Exercise instructions: Count how many lines of the material hold "JSON". Respond with that number alone.

════════════════════

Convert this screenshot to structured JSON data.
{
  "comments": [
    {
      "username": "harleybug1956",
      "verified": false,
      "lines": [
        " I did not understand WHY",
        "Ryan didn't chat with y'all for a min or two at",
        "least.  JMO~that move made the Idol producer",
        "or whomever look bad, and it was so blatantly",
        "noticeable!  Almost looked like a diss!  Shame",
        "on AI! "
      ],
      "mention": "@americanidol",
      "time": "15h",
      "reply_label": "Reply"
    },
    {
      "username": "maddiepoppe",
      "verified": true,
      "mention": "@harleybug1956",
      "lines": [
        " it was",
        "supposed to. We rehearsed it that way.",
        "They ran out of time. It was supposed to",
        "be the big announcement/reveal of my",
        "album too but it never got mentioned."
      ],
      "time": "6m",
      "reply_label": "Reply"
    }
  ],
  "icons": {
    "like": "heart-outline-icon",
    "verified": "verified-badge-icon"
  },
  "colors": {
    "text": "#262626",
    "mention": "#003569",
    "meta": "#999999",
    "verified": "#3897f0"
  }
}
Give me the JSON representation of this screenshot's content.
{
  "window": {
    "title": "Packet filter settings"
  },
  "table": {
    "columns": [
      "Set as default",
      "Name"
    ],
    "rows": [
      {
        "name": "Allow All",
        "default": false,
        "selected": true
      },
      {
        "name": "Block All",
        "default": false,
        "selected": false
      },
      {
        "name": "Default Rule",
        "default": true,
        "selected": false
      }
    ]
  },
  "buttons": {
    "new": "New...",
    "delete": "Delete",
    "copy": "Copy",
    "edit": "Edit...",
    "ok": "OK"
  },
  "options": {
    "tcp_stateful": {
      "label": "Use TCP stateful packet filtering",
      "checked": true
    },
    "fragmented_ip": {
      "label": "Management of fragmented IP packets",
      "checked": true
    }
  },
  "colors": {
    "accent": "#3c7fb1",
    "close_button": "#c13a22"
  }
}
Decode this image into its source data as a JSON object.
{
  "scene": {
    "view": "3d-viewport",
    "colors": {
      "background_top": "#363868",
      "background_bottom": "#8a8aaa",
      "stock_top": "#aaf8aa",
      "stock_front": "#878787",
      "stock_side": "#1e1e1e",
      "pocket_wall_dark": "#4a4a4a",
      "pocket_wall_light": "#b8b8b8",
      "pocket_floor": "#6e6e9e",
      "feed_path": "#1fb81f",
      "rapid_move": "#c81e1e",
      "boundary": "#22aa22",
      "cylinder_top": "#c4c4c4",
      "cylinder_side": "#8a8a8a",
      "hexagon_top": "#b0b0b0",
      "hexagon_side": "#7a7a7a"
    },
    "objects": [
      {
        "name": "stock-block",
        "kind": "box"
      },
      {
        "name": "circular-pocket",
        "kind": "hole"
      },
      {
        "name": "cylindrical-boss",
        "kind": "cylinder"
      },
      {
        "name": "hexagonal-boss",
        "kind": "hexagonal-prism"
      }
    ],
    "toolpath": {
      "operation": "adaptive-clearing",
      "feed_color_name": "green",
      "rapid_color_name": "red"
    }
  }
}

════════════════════

Written answer: 3